MAI Systems v. Peak Computer

In MAI Systems Corp. v. Peak Computer, 991 F.2d 511 (9th Cir. 1993), the Ninth Circuit held that a licensor of software could forbid unauthorized repairs to a computer containing licensed software. It was based on a technicality: under the original drafting of 17 USC 117, only the owner of a copy had the right to make a copy in RAM to run it. Because MAI's deals were apparently not structured as a sale, licensees had no rights under section 117; thus when repair staff flipped the switch to boot the machine, copyright infringement was committed. In 1998, Congress decided that this was still against public policy and added a rider to the DMCA amending section 117 explicitly extending the privilege to copy software into RAM to repair staff.

Vernor v. Autodesk

The Ninth Circuit held in Vernor v. Autodesk, 555 F. Supp. 2d 1164 that an end user is a mere licensee and not "the owner of a copy" when the sale includes conditions that substantially restrict the transfer of copies to a third party. Such transfer restrictions might be difficult to word given the cultural expectation of the right to give a copy of a computer program as a gift to friends or relatives during Commercialized Christmas.

Blizzard cases

Blizzard has successfully sued the publishers of bnetd and Glider, software intended for interacting with Blizzard's computer networks. Software capable of interacting with more than one publisher's software may be safer in this respect if the author can show a substantial noninfringing use.


Ordinarily, conditions to a contract added after a sale is completed are null and void. Until 1998, there was a possibility that this might be used to nullify click-through EULA. But since then, Congress enacted the DMCA, banning decryption of a copyrighted work without the copyright owner's consent. This appears to allow for the following deal structure: The program on the disc is shipped compressed and encrypted. The installer offers authorization to decrypt in exchange for assent to the EULA, including waiver of rights under sections 109 and 117.

Possible defenses to this deal structure include the implied warranty of fitness, in which a product that has been paid for at retail is expected to be useful out of the box for the uses advertised on the box.

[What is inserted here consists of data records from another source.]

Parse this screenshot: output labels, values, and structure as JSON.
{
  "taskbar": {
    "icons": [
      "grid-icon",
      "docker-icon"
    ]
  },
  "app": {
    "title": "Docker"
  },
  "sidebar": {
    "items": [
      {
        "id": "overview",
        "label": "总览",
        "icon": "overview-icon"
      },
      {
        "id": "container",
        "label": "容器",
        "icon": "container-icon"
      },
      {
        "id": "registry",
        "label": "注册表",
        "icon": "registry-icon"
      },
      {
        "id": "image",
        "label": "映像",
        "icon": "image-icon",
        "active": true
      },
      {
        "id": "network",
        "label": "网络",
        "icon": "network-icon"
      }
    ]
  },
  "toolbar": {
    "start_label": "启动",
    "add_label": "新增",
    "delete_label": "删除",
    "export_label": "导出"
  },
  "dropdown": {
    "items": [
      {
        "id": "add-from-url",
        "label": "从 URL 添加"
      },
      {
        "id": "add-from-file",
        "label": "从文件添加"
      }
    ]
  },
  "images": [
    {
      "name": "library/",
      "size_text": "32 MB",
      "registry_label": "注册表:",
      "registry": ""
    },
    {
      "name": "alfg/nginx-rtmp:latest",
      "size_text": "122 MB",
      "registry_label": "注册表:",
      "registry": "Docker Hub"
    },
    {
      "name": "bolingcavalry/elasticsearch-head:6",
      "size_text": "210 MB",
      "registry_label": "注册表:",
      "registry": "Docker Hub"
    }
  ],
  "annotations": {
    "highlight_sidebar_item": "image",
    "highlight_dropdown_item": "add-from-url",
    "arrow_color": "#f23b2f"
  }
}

But each EULA has wording to the effect: "If you do not agree with these conditions, return the software to the point of purchase for a full refund." But numerous retailers do not take returns of software whose package was opened and license agreement was declined. This appears to be a matter for small claims court to decide.


One way to get around the opened software problem is to print the Uniform Resource Locator (URL) of the version, so that the end user can take the box to a web terminal in the store and enter the URL before taking it to the checkout lane. Failing that, software publishers could require retailers that carry their products to require the buyer licensee to sign for the copy, just as one has to sign for decongestant medication containing pseudoephedrine in the United States since Congress enacted Combat Methamphetamine Epidemic Act of 2005 as a rider to a USA PATRIOT renewal measure. Some have raised issues of a defense of lack of privity: a contract signed in the checkout lane is between the retailer and the buyer, not between the publisher and the buyer licensee. A software publisher may be able to recapture privity by structuring the deal with the retailer not as a sale but as a consignment.